## Requirement
Run through the data and copy out every line that mentions the word "revenue".

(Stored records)
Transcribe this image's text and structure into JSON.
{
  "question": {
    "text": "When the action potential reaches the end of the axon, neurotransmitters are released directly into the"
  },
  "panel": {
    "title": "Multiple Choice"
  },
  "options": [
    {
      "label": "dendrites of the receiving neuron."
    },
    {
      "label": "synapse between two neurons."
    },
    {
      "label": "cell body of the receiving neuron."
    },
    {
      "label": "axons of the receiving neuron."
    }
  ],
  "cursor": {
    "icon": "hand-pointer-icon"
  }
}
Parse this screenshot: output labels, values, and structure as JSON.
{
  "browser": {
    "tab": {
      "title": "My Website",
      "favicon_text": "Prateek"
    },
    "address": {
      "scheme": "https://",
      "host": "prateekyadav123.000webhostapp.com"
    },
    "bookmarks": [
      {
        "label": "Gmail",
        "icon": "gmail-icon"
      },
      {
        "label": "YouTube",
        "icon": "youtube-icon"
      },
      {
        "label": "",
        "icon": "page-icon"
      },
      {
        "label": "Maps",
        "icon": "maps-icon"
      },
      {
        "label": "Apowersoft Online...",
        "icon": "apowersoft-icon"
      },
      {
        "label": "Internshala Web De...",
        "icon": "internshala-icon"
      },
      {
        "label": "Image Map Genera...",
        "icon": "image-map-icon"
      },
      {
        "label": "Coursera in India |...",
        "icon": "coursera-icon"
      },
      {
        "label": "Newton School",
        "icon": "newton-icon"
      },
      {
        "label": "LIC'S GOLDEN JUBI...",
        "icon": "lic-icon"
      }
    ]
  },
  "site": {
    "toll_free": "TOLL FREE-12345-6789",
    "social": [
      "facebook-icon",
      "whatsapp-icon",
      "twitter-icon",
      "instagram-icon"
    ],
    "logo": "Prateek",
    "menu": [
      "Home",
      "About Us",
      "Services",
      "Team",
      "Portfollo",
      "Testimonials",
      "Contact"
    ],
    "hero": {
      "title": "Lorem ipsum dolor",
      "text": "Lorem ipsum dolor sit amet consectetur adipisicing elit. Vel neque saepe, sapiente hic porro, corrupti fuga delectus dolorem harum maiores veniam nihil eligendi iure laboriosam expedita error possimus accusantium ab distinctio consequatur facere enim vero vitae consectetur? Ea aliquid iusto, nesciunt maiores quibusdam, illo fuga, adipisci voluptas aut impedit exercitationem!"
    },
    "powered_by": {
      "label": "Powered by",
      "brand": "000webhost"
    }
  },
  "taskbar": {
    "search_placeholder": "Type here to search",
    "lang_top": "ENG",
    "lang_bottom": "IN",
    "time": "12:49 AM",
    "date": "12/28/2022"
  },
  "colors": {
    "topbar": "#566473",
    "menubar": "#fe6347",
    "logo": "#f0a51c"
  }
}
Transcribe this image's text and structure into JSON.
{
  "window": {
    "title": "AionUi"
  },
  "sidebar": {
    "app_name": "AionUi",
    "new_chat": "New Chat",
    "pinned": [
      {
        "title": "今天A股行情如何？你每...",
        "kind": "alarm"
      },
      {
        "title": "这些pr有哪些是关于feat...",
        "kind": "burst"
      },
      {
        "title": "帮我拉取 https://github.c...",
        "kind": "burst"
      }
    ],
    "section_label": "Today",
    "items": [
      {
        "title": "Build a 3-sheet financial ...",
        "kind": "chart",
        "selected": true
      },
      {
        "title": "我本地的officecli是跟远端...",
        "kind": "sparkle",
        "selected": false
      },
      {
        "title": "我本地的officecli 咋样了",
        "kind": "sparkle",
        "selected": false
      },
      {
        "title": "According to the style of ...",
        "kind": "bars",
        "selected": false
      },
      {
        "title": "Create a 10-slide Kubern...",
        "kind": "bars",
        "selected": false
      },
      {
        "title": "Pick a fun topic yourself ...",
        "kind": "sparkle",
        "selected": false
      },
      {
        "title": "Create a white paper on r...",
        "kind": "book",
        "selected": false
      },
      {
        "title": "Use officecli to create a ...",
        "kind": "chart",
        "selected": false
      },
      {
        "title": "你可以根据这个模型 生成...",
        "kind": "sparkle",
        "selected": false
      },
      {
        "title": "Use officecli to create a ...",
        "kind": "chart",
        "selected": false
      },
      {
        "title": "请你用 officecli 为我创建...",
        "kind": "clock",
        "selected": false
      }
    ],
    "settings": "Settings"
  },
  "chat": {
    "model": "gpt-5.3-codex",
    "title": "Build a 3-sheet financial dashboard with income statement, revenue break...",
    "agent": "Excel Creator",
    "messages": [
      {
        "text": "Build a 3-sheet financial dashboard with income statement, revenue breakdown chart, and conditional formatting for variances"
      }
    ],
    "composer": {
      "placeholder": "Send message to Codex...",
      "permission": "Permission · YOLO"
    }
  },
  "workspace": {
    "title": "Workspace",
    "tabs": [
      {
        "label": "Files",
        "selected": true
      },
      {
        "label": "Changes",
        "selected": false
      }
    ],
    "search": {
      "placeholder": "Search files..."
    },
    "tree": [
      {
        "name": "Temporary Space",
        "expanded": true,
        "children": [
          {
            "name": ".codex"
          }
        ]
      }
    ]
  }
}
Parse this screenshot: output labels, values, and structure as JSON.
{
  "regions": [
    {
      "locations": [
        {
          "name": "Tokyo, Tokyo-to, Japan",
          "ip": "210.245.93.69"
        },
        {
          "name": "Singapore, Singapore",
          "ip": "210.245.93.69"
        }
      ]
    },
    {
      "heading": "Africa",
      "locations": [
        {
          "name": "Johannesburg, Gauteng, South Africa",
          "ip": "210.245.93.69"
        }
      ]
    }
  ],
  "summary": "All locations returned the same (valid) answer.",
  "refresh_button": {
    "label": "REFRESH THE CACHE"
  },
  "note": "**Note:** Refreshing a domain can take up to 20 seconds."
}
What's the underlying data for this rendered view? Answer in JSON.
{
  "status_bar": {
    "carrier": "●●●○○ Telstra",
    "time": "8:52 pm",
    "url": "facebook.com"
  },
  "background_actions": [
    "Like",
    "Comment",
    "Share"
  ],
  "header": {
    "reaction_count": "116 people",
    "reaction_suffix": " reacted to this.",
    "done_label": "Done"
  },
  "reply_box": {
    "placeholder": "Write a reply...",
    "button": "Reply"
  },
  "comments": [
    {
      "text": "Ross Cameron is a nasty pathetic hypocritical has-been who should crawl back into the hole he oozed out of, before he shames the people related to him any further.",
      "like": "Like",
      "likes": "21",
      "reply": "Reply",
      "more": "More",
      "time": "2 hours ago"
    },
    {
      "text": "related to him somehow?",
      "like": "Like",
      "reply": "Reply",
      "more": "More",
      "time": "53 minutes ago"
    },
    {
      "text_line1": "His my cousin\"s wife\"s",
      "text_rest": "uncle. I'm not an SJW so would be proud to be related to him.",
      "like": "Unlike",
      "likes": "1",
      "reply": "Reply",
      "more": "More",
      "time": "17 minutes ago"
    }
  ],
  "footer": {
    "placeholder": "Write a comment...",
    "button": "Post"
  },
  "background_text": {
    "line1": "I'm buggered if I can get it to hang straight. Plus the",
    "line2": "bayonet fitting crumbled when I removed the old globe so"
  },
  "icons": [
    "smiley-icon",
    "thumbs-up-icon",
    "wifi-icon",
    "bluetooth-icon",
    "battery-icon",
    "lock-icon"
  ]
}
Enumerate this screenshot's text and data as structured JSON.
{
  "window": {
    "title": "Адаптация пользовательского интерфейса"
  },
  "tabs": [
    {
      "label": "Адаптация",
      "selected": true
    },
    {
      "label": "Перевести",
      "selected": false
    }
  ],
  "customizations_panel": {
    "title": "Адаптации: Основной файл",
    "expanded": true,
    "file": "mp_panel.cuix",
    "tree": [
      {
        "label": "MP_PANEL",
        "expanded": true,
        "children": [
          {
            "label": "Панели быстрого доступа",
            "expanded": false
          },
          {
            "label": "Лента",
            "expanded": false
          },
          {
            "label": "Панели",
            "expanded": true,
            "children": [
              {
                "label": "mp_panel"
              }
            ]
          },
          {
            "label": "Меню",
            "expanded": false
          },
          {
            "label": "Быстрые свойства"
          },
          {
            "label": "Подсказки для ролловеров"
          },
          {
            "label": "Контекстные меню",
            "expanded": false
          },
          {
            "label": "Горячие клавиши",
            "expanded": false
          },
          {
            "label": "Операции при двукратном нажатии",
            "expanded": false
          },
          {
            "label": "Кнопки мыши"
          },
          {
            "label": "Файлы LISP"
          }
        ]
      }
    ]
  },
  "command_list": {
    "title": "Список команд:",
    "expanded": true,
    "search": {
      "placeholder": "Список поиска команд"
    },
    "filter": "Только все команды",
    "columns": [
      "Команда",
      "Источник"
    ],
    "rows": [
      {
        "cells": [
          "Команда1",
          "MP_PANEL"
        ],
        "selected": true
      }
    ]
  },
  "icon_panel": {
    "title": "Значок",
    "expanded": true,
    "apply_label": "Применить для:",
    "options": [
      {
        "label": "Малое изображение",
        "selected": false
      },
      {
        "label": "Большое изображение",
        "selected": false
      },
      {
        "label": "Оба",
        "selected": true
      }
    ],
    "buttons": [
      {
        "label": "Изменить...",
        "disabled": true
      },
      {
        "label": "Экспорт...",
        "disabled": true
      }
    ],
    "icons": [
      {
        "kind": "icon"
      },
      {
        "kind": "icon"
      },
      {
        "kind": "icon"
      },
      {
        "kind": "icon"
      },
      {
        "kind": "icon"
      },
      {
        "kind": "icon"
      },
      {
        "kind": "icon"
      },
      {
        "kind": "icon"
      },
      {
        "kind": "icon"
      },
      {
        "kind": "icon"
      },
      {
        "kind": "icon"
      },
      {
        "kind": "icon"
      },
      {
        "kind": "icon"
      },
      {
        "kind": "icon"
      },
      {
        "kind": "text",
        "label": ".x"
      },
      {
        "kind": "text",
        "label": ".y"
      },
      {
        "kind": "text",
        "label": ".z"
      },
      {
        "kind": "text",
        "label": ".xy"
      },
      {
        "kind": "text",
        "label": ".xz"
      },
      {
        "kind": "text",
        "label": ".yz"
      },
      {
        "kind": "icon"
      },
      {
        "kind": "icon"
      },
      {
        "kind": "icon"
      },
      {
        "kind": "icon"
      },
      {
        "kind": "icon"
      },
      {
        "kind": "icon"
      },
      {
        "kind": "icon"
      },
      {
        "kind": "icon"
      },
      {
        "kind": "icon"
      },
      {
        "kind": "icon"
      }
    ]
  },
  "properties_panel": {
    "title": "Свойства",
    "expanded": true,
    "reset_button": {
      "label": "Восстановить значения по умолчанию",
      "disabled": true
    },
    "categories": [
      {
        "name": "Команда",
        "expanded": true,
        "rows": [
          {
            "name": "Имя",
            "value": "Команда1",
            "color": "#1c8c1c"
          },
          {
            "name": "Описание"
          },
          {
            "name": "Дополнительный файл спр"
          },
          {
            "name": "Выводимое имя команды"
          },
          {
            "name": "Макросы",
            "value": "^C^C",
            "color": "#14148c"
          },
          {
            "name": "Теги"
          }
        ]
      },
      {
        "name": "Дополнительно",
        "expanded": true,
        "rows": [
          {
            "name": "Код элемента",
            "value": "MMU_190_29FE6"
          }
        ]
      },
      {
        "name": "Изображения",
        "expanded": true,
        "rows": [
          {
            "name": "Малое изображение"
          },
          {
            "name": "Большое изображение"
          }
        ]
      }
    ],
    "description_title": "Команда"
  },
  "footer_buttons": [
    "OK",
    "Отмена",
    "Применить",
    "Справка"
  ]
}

## Result of this task
    "title": "Build a 3-sheet financial dashboard with income statement, revenue break...",
        "text": "Build a 3-sheet financial dashboard with income statement, revenue breakdown chart, and conditional formatting for variances"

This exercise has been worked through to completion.